How To Stain Cedar Siding Like a Professional
Adorning the exterior of a home with stained cedar siding is great for achieving a natural and rustic look. However, to maintain the look, you must know how to stain cedar siding.
Staining will not only preserve the value of the home but also prevent the siding from becoming unsightly with signs of visible damage such as splintering, flaking, and fading. As these occur, the fresh wood underneath will be exposed to the outside conditions, and it can begin to decay as well. Luckily, Bear Mountain Custom Painting is here to help you prevent this from happening by providing professional tips on how to stain cedar siding.
How Often Should You Paint or Stain Cedar Siding?
You should paint your wood siding every 3-7 years, or stain it every 4 years or so. How often you’ll need to restain or repaint will depend on your region’s weather conditions as well as how often your home suffers damage. Cedar wood itself deteriorates slowly over time due to its concentration of protective natural oils. However, that protection begins to decay as soon as the wood is exposed to the elements.
Splintering, flaking, and a light gray color on the surface of the siding are all visible signs of damage. As these occur, the fresh wood underneath will be exposed to the outside conditions, and it’ll begin to decay as well.
How To Clean Cedar Siding Prior to Painting It
Before painting or staining cedar siding, it’s essential to clean and prepare it to ensure optimal adhesion and a long-lasting finish. Start by inspecting the siding for any damage, rot, or loose nails. Make repairs as needed. Next, clean the surface to remove dirt, mold, mildew, and old paint or stain. Use a mixture of warm water and a mild detergent, or opt for a specialized wood cleaner. For stubborn stains or mildew, a diluted bleach solution can be effective. Apply the cleaning solution with a soft brush, working in sections and rinsing thoroughly with clean water to avoid residue buildup. Allow the cedar to dry completely, which may take a couple of days depending on the weather conditions. Once dry, lightly sand the surface using a fine-grit sandpaper to smooth any rough spots and promote better paint or stain adherence. Ensure you remove all the sanding dust. Now, your cedar siding is prepped and ready for a fresh coat of paint or stain!
How To Apply New Stain or Paint on Your Wood Siding
Choose Good Weather For Your Paint Job
Before you even pick up a paint brush, you should consider the local weather, as it could affect how well the stain will stick to the siding.
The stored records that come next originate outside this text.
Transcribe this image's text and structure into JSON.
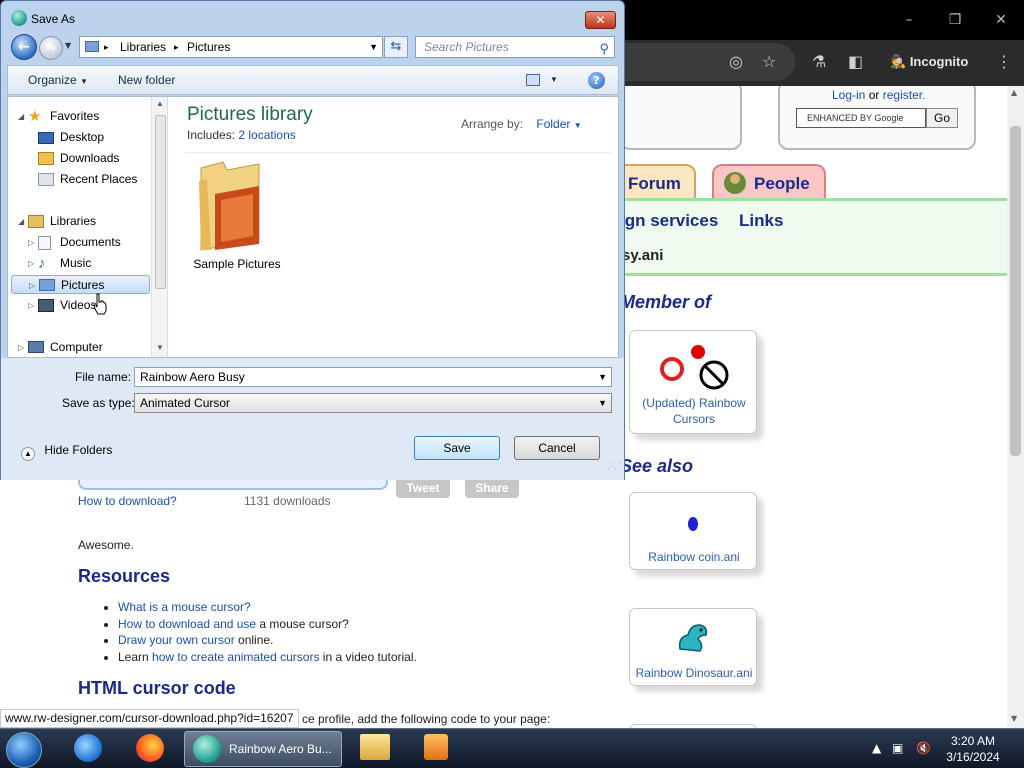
{
  "browser": {
    "profile_label": "Incognito",
    "minimize_glyph": "–",
    "maximize_glyph": "❐",
    "close_glyph": "✕"
  },
  "webpage": {
    "login_text": "Log-in",
    "login_or": "or",
    "register_text": "register.",
    "search_placeholder": "ENHANCED BY Google",
    "go_label": "Go",
    "tabs": [
      {
        "label": "Forum"
      },
      {
        "label": "People"
      }
    ],
    "nav_links": [
      "ign services",
      "Links"
    ],
    "filename_fragment": "sy.ani",
    "member_of_heading": "Member of",
    "member_card_label": "(Updated) Rainbow Cursors",
    "see_also_heading": "See also",
    "see_also_cards": [
      {
        "label": "Rainbow coin.ani"
      },
      {
        "label": "Rainbow Dinosaur.ani"
      }
    ],
    "how_to_download": "How to download?",
    "download_count": "1131 downloads",
    "tweet_label": "Tweet",
    "share_label": "Share",
    "comment": "Awesome.",
    "resources_heading": "Resources",
    "resources": {
      "r1": "What is a mouse cursor?",
      "r2_link": "How to download and use",
      "r2_rest": " a mouse cursor?",
      "r3_link": "Draw your own cursor",
      "r3_rest": " online.",
      "r4_pre": "Learn ",
      "r4_link": "how to create animated cursors",
      "r4_rest": " in a video tutorial."
    },
    "html_code_heading": "HTML cursor code",
    "code_hint": "ce profile, add the following code to your page:",
    "status_url": "www.rw-designer.com/cursor-download.php?id=16207"
  },
  "dialog": {
    "title": "Save As",
    "breadcrumbs": [
      "Libraries",
      "Pictures"
    ],
    "search_placeholder": "Search Pictures",
    "organize_label": "Organize",
    "new_folder_label": "New folder",
    "nav_tree": {
      "favorites": "Favorites",
      "desktop": "Desktop",
      "downloads": "Downloads",
      "recent_places": "Recent Places",
      "libraries": "Libraries",
      "documents": "Documents",
      "music": "Music",
      "pictures": "Pictures",
      "videos": "Videos",
      "computer": "Computer"
    },
    "library_title": "Pictures library",
    "includes_label": "Includes:",
    "includes_link": "2 locations",
    "arrange_by_label": "Arrange by:",
    "arrange_by_value": "Folder",
    "folder_item": "Sample Pictures",
    "file_name_label": "File name:",
    "file_name_value": "Rainbow Aero Busy",
    "save_type_label": "Save as type:",
    "save_type_value": "Animated Cursor",
    "hide_folders_label": "Hide Folders",
    "save_button": "Save",
    "cancel_button": "Cancel"
  },
  "taskbar": {
    "active_window_label": "Rainbow Aero Bu...",
    "time": "3:20 AM",
    "date": "3/16/2024"
  }
}
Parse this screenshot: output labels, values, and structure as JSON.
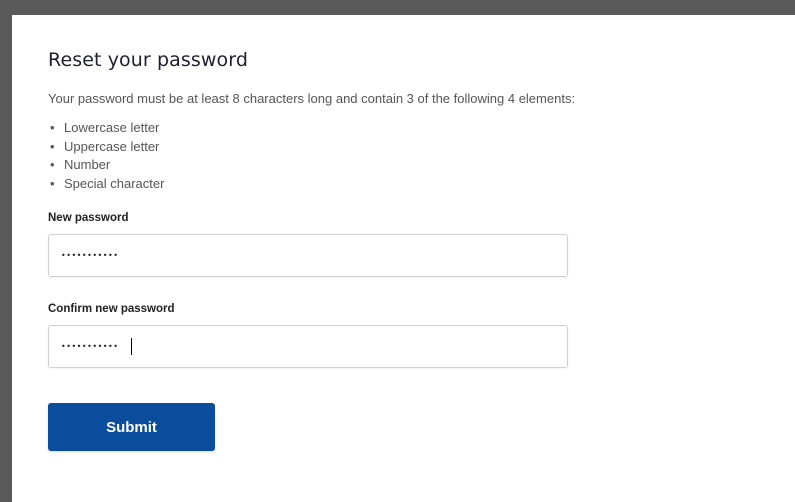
{
  "form": {
    "title": "Reset your password",
    "intro": "Your password must be at least 8 characters long and contain 3 of the following 4 elements:",
    "rules": [
      "Lowercase letter",
      "Uppercase letter",
      "Number",
      "Special character"
    ],
    "new_password": {
      "label": "New password",
      "value": "•••••••••••"
    },
    "confirm_password": {
      "label": "Confirm new password",
      "value": "•••••••••••"
    },
    "submit_label": "Submit"
  },
  "colors": {
    "submit_background": "#0a4d9c",
    "frame": "#5a5a5a"
  }
}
Once you decide on the perfect day to do the job, think about the effects you want the treatment to have. When you’re treating cedar, in particular, you’ll want to know how much of the real wood you’d like to cover up and how much stain you’ll have to use to achieve the desired color.
Time is of the Essence – Cedar Can Become Discolored
If you’re staining your cedar siding for the first time, keep in mind that cedar will start to discolor about two weeks after it’s installed. To prevent this discoloration, you’ll want to stain or paint the wood as soon as possible. If your main goal is to protect the cedar, the best option is to paint over it, as the solids in paint ward off light and can postpone the deterioration process.
Learning how to stain cedar siding can be intimidating, so don’t be afraid to reach out for help. Bear Mountain Custom Painting will work with you to help with any of your home painting needs in the Atlanta area. We have the finest painting contractors in Woodstock, Cumming, and elsewhere.